Mild signs begin to emerge during this stage, so you may notice increased memory loss. You and others will begin to notice these signs regularly occurring, and it may begin to cause concern. Still, your loved one may still be very capable of caring for themselves in most ways.

Stage Four & Five

During stage four, the symptoms of Alzheimer's become more moderate. For example, your loved one's personality may begin to shift. You may also focus on getting treatment from a medical professional at this stage.

At stage five, the symptoms become more serious. You may notice your loved one forgetting things more often. This means that your loved one might need help with much more than the basics of remembering where they have put things. The disease gets more serious, and having professional Alzheimer's care can be helpful.

Stage Six

The condition becomes much more serious at this time. It is during this stage that personal care becomes more important. You may have a team who helps your loved one with some of the basics of life, including bathing and eating. You might consider in-home care or an assisted living facility at this time, especially if you have other responsibilities, like children or employment.

Stage Seven

This is the final stage of the disease, and your loved one will require a lot of serious care. For example, they may need help communicating, eating, dressing, and performing other tasks that most people consider simple. This can be extremely difficult to go through, and it is important to have professional assistance during this stage.

Contact an Alzheimer's Care Professional
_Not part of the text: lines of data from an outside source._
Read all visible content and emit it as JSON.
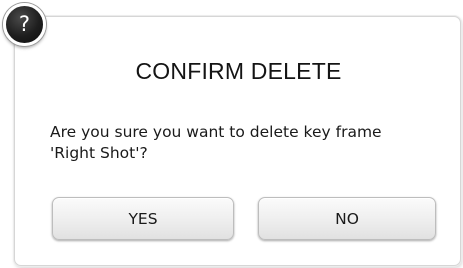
{
  "dialog": {
    "icon": "question-mark-icon",
    "icon_glyph": "?",
    "title": "CONFIRM DELETE",
    "message_line1": "Are you sure you want to delete key frame",
    "message_line2": "'Right Shot'?",
    "yes_label": "YES",
    "no_label": "NO"
  },
  "colors": {
    "icon_background": "#1e1e1e",
    "button_background": "#eeeeee",
    "text": "#1a1a1a"
  }
}
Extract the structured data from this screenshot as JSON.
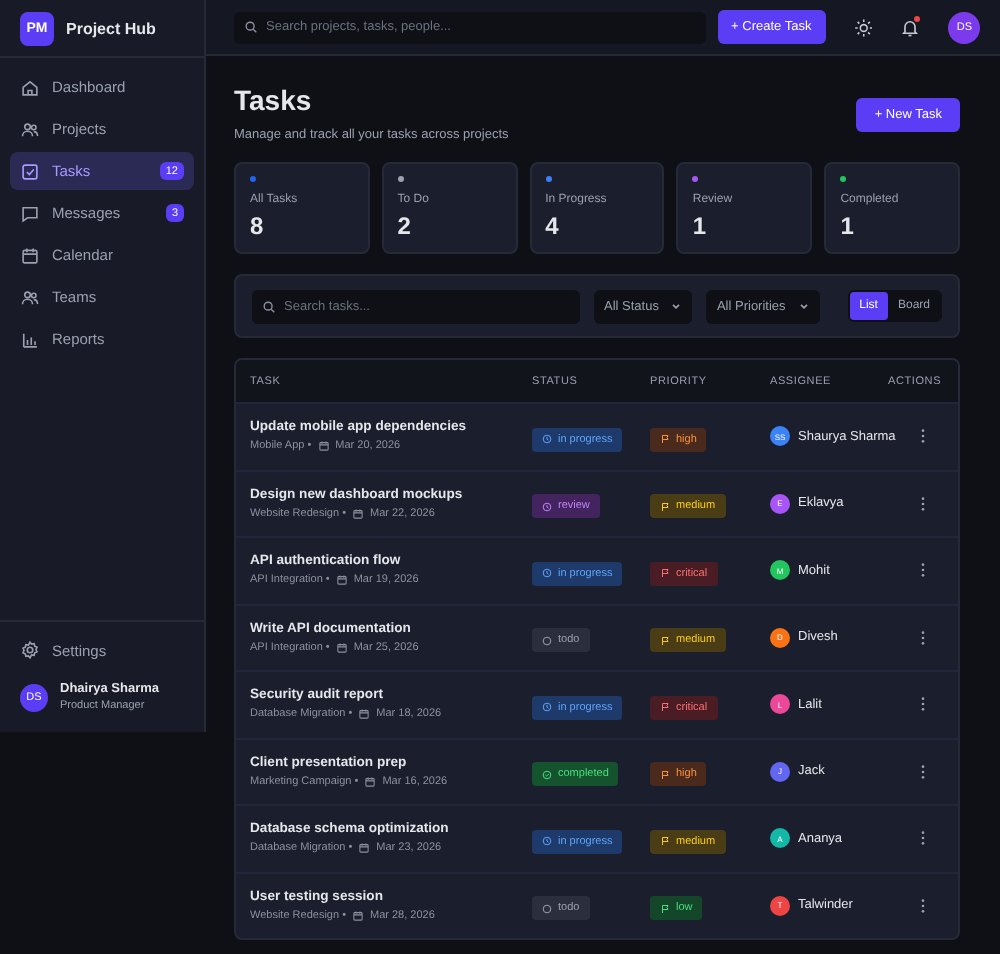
{
  "brand": {
    "initials": "PM",
    "name": "Project Hub"
  },
  "sidebar": {
    "items": [
      {
        "label": "Dashboard",
        "selected": false
      },
      {
        "label": "Projects",
        "selected": false
      },
      {
        "label": "Tasks",
        "selected": true,
        "badge": "12"
      },
      {
        "label": "Messages",
        "selected": false,
        "badge": "3"
      },
      {
        "label": "Calendar",
        "selected": false
      },
      {
        "label": "Teams",
        "selected": false
      },
      {
        "label": "Reports",
        "selected": false
      }
    ],
    "settings": "Settings",
    "user": {
      "initials": "DS",
      "name": "Dhairya Sharma",
      "role": "Product Manager"
    }
  },
  "topbar": {
    "search_placeholder": "Search projects, tasks, people...",
    "create_button": "+ Create Task",
    "notifications_unread": true,
    "avatar": "DS"
  },
  "page": {
    "title": "Tasks",
    "subtitle": "Manage and track all your tasks across projects",
    "new_button": "+ New Task"
  },
  "stats": [
    {
      "label": "All Tasks",
      "value": "8",
      "color": "#2563eb"
    },
    {
      "label": "To Do",
      "value": "2",
      "color": "#9ca3af"
    },
    {
      "label": "In Progress",
      "value": "4",
      "color": "#3b82f6"
    },
    {
      "label": "Review",
      "value": "1",
      "color": "#a855f7"
    },
    {
      "label": "Completed",
      "value": "1",
      "color": "#22c55e"
    }
  ],
  "filters": {
    "search_placeholder": "Search tasks...",
    "status": "All Status",
    "priority": "All Priorities",
    "views": [
      {
        "label": "List",
        "selected": true
      },
      {
        "label": "Board",
        "selected": false
      }
    ]
  },
  "table": {
    "columns": [
      "TASK",
      "STATUS",
      "PRIORITY",
      "ASSIGNEE",
      "ACTIONS"
    ],
    "rows": [
      {
        "title": "Update mobile app dependencies",
        "project": "Mobile App •",
        "date": "Mar 20, 2026",
        "status": {
          "kind": "in_progress",
          "label": "in progress"
        },
        "priority": {
          "kind": "high",
          "label": "high"
        },
        "assignee": {
          "initials": "SS",
          "name": "Shaurya Sharma",
          "color": "#3b82f6"
        }
      },
      {
        "title": "Design new dashboard mockups",
        "project": "Website Redesign •",
        "date": "Mar 22, 2026",
        "status": {
          "kind": "review",
          "label": "review"
        },
        "priority": {
          "kind": "medium",
          "label": "medium"
        },
        "assignee": {
          "initials": "E",
          "name": "Eklavya",
          "color": "#a855f7"
        }
      },
      {
        "title": "API authentication flow",
        "project": "API Integration •",
        "date": "Mar 19, 2026",
        "status": {
          "kind": "in_progress",
          "label": "in progress"
        },
        "priority": {
          "kind": "critical",
          "label": "critical"
        },
        "assignee": {
          "initials": "M",
          "name": "Mohit",
          "color": "#22c55e"
        }
      },
      {
        "title": "Write API documentation",
        "project": "API Integration •",
        "date": "Mar 25, 2026",
        "status": {
          "kind": "todo",
          "label": "todo"
        },
        "priority": {
          "kind": "medium",
          "label": "medium"
        },
        "assignee": {
          "initials": "D",
          "name": "Divesh",
          "color": "#f97316"
        }
      },
      {
        "title": "Security audit report",
        "project": "Database Migration •",
        "date": "Mar 18, 2026",
        "status": {
          "kind": "in_progress",
          "label": "in progress"
        },
        "priority": {
          "kind": "critical",
          "label": "critical"
        },
        "assignee": {
          "initials": "L",
          "name": "Lalit",
          "color": "#ec4899"
        }
      },
      {
        "title": "Client presentation prep",
        "project": "Marketing Campaign •",
        "date": "Mar 16, 2026",
        "status": {
          "kind": "completed",
          "label": "completed"
        },
        "priority": {
          "kind": "high",
          "label": "high"
        },
        "assignee": {
          "initials": "J",
          "name": "Jack",
          "color": "#6366f1"
        }
      },
      {
        "title": "Database schema optimization",
        "project": "Database Migration •",
        "date": "Mar 23, 2026",
        "status": {
          "kind": "in_progress",
          "label": "in progress"
        },
        "priority": {
          "kind": "medium",
          "label": "medium"
        },
        "assignee": {
          "initials": "A",
          "name": "Ananya",
          "color": "#14b8a6"
        }
      },
      {
        "title": "User testing session",
        "project": "Website Redesign •",
        "date": "Mar 28, 2026",
        "status": {
          "kind": "todo",
          "label": "todo"
        },
        "priority": {
          "kind": "low",
          "label": "low"
        },
        "assignee": {
          "initials": "T",
          "name": "Talwinder",
          "color": "#ef4444"
        }
      }
    ]
  }
}
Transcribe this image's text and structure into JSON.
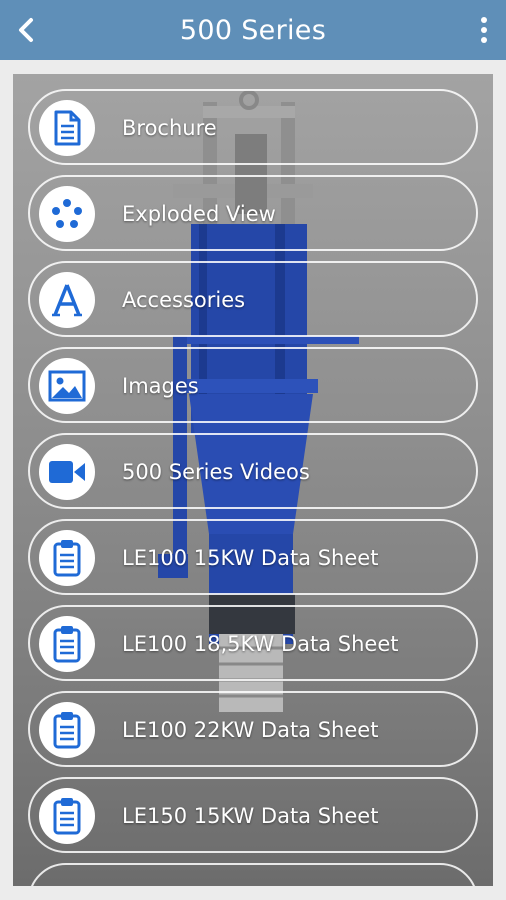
{
  "header": {
    "title": "500 Series",
    "back_icon": "back-chevron-icon",
    "menu_icon": "more-vertical-icon"
  },
  "colors": {
    "appbar": "#5f8fb8",
    "icon_blue": "#1f6ad6",
    "pump_blue": "#2547a8"
  },
  "menu": {
    "items": [
      {
        "label": "Brochure",
        "icon": "document-icon"
      },
      {
        "label": "Exploded View",
        "icon": "exploded-view-icon"
      },
      {
        "label": "Accessories",
        "icon": "letter-a-icon"
      },
      {
        "label": "Images",
        "icon": "image-icon"
      },
      {
        "label": "500 Series Videos",
        "icon": "video-camera-icon"
      },
      {
        "label": "LE100 15KW Data Sheet",
        "icon": "clipboard-icon"
      },
      {
        "label": "LE100 18,5KW Data Sheet",
        "icon": "clipboard-icon"
      },
      {
        "label": "LE100 22KW Data Sheet",
        "icon": "clipboard-icon"
      },
      {
        "label": "LE150 15KW Data Sheet",
        "icon": "clipboard-icon"
      }
    ]
  }
}
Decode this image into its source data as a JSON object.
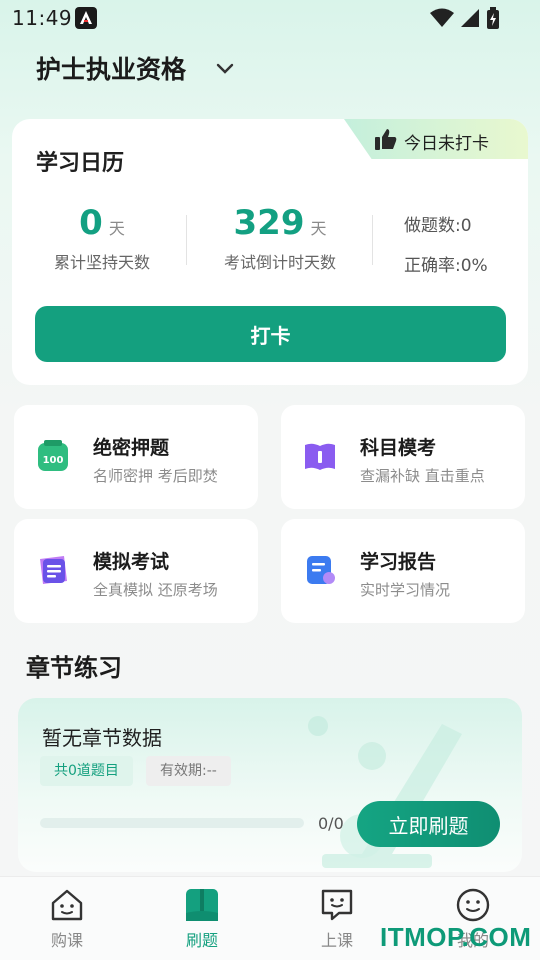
{
  "status_bar": {
    "time": "11:49"
  },
  "header": {
    "title": "护士执业资格"
  },
  "calendar": {
    "title": "学习日历",
    "badge_label": "今日未打卡",
    "streak_value": "0",
    "streak_unit": "天",
    "streak_label": "累计坚持天数",
    "countdown_value": "329",
    "countdown_unit": "天",
    "countdown_label": "考试倒计时天数",
    "questions_done": "做题数:0",
    "accuracy": "正确率:0%",
    "checkin_button": "打卡"
  },
  "tiles": [
    {
      "title": "绝密押题",
      "subtitle": "名师密押 考后即焚",
      "icon": "secret-exam-icon",
      "icon_label": "100",
      "color": "#2fbd80"
    },
    {
      "title": "科目模考",
      "subtitle": "查漏补缺 直击重点",
      "icon": "book-icon",
      "color": "#8a5cf0"
    },
    {
      "title": "模拟考试",
      "subtitle": "全真模拟 还原考场",
      "icon": "mock-exam-icon",
      "color": "#6a52e8"
    },
    {
      "title": "学习报告",
      "subtitle": "实时学习情况",
      "icon": "report-icon",
      "color": "#3c7bf0"
    }
  ],
  "chapter_practice": {
    "section_title": "章节练习",
    "card_title": "暂无章节数据",
    "tag_count": "共0道题目",
    "tag_validity": "有效期:--",
    "progress_text": "0/0",
    "progress_fraction": 0,
    "start_button": "立即刷题"
  },
  "bottom_nav": [
    {
      "label": "购课",
      "icon": "house-face-icon",
      "active": false
    },
    {
      "label": "刷题",
      "icon": "open-book-icon",
      "active": true
    },
    {
      "label": "上课",
      "icon": "chat-face-icon",
      "active": false
    },
    {
      "label": "我的",
      "icon": "smile-face-icon",
      "active": false
    }
  ],
  "watermark": "ITMOP.COM",
  "colors": {
    "accent": "#14a07f",
    "text": "#1b1b1b",
    "muted": "#8c8c8c"
  }
}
Professional care can provide exactly what your loved one needs. These professionals are skilled in caring for people in your loved one's position, and they can provide the best possible care for your loved one based on their stage of the disease.